REQUIRED ACTION
Repeat what the lines below say, word for word, and skip every image.

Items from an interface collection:
╭──

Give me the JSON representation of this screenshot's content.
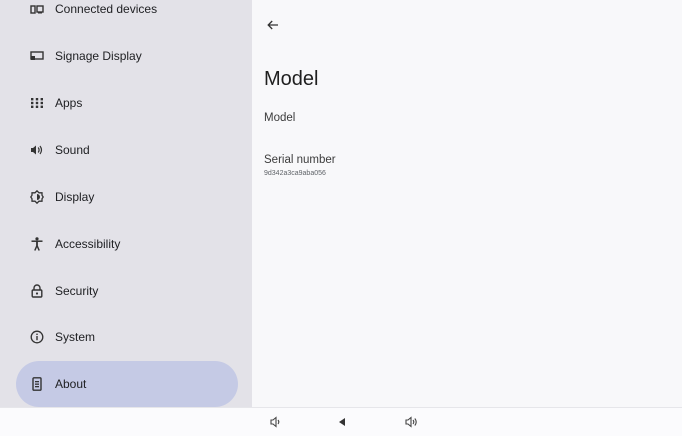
{
  "sidebar": {
    "items": [
      {
        "label": "Connected devices",
        "icon": "connected-devices-icon"
      },
      {
        "label": "Signage Display",
        "icon": "signage-display-icon"
      },
      {
        "label": "Apps",
        "icon": "apps-grid-icon"
      },
      {
        "label": "Sound",
        "icon": "volume-icon"
      },
      {
        "label": "Display",
        "icon": "brightness-icon"
      },
      {
        "label": "Accessibility",
        "icon": "accessibility-icon"
      },
      {
        "label": "Security",
        "icon": "lock-icon"
      },
      {
        "label": "System",
        "icon": "info-icon"
      },
      {
        "label": "About",
        "icon": "device-info-icon",
        "active": true
      }
    ]
  },
  "main": {
    "title": "Model",
    "rows": [
      {
        "title": "Model",
        "subtitle": ""
      },
      {
        "title": "Serial number",
        "subtitle": "9d342a3ca9aba056"
      }
    ]
  },
  "navbar": {
    "buttons": [
      "volume-down-icon",
      "back-triangle-icon",
      "volume-up-icon"
    ]
  },
  "colors": {
    "sidebar_bg": "#e3e2e8",
    "active_item": "#c5cae5",
    "content_bg": "#f8f8fa"
  }
}
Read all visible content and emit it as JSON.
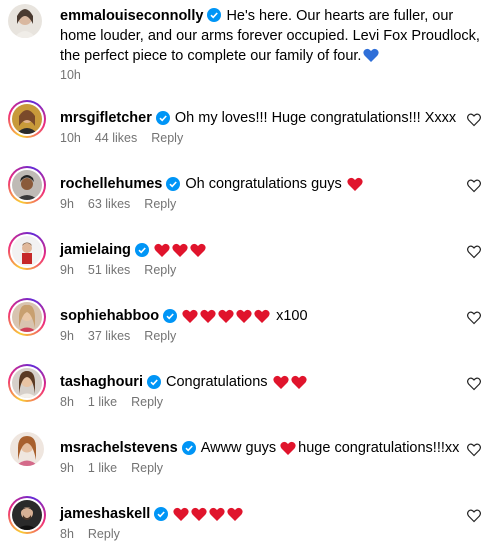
{
  "caption": {
    "username": "emmalouiseconnolly",
    "text": "He's here. Our hearts are fuller, our home louder, and our arms forever occupied. Levi Fox Proudlock, the perfect piece to complete our family of four.",
    "time": "10h"
  },
  "comments": [
    {
      "username": "mrsgifletcher",
      "text": "Oh my loves!!! Huge congratulations!!! Xxxx",
      "hearts_before": 0,
      "text_after": "",
      "time": "10h",
      "likes": "44 likes",
      "reply": "Reply"
    },
    {
      "username": "rochellehumes",
      "text": "Oh congratulations guys",
      "hearts_after": 1,
      "time": "9h",
      "likes": "63 likes",
      "reply": "Reply"
    },
    {
      "username": "jamielaing",
      "text": "",
      "hearts_after": 3,
      "time": "9h",
      "likes": "51 likes",
      "reply": "Reply"
    },
    {
      "username": "sophiehabboo",
      "text": "",
      "hearts_after": 5,
      "text_after": "x100",
      "time": "9h",
      "likes": "37 likes",
      "reply": "Reply"
    },
    {
      "username": "tashaghouri",
      "text": "Congratulations",
      "hearts_after": 2,
      "time": "8h",
      "likes": "1 like",
      "reply": "Reply"
    },
    {
      "username": "msrachelstevens",
      "text": "Awww guys",
      "hearts_after": 1,
      "text_after": "huge congratulations!!!xx",
      "time": "9h",
      "likes": "1 like",
      "reply": "Reply"
    },
    {
      "username": "jameshaskell",
      "text": "",
      "hearts_after": 4,
      "time": "8h",
      "likes": "",
      "reply": "Reply"
    }
  ],
  "colors": {
    "verified": "#0095f6",
    "heart_emoji": "#e0142c",
    "blue_heart": "#2f6fd8",
    "meta": "#737373"
  },
  "icons": {
    "verified": "verified-badge-icon",
    "like": "heart-outline-icon"
  }
}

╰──

EXPECTED ANSWER
Give me the JSON representation of this screenshot's content.
{
  "sidebar": {
    "items": [
      {
        "label": "Connected devices",
        "icon": "connected-devices-icon"
      },
      {
        "label": "Signage Display",
        "icon": "signage-display-icon"
      },
      {
        "label": "Apps",
        "icon": "apps-grid-icon"
      },
      {
        "label": "Sound",
        "icon": "volume-icon"
      },
      {
        "label": "Display",
        "icon": "brightness-icon"
      },
      {
        "label": "Accessibility",
        "icon": "accessibility-icon"
      },
      {
        "label": "Security",
        "icon": "lock-icon"
      },
      {
        "label": "System",
        "icon": "info-icon"
      },
      {
        "label": "About",
        "icon": "device-info-icon",
        "active": true
      }
    ]
  },
  "main": {
    "title": "Model",
    "rows": [
      {
        "title": "Model",
        "subtitle": ""
      },
      {
        "title": "Serial number",
        "subtitle": "9d342a3ca9aba056"
      }
    ]
  },
  "navbar": {
    "buttons": [
      "volume-down-icon",
      "back-triangle-icon",
      "volume-up-icon"
    ]
  },
  "colors": {
    "sidebar_bg": "#e3e2e8",
    "active_item": "#c5cae5",
    "content_bg": "#f8f8fa"
  }
}
Read all visible content and emit it as JSON.
{
  "caption": {
    "username": "emmalouiseconnolly",
    "text": "He's here. Our hearts are fuller, our home louder, and our arms forever occupied. Levi Fox Proudlock, the perfect piece to complete our family of four.",
    "time": "10h"
  },
  "comments": [
    {
      "username": "mrsgifletcher",
      "text": "Oh my loves!!! Huge congratulations!!! Xxxx",
      "hearts_before": 0,
      "text_after": "",
      "time": "10h",
      "likes": "44 likes",
      "reply": "Reply"
    },
    {
      "username": "rochellehumes",
      "text": "Oh congratulations guys",
      "hearts_after": 1,
      "time": "9h",
      "likes": "63 likes",
      "reply": "Reply"
    },
    {
      "username": "jamielaing",
      "text": "",
      "hearts_after": 3,
      "time": "9h",
      "likes": "51 likes",
      "reply": "Reply"
    },
    {
      "username": "sophiehabboo",
      "text": "",
      "hearts_after": 5,
      "text_after": "x100",
      "time": "9h",
      "likes": "37 likes",
      "reply": "Reply"
    },
    {
      "username": "tashaghouri",
      "text": "Congratulations",
      "hearts_after": 2,
      "time": "8h",
      "likes": "1 like",
      "reply": "Reply"
    },
    {
      "username": "msrachelstevens",
      "text": "Awww guys",
      "hearts_after": 1,
      "text_after": "huge congratulations!!!xx",
      "time": "9h",
      "likes": "1 like",
      "reply": "Reply"
    },
    {
      "username": "jameshaskell",
      "text": "",
      "hearts_after": 4,
      "time": "8h",
      "likes": "",
      "reply": "Reply"
    }
  ],
  "colors": {
    "verified": "#0095f6",
    "heart_emoji": "#e0142c",
    "blue_heart": "#2f6fd8",
    "meta": "#737373"
  },
  "icons": {
    "verified": "verified-badge-icon",
    "like": "heart-outline-icon"
  }
}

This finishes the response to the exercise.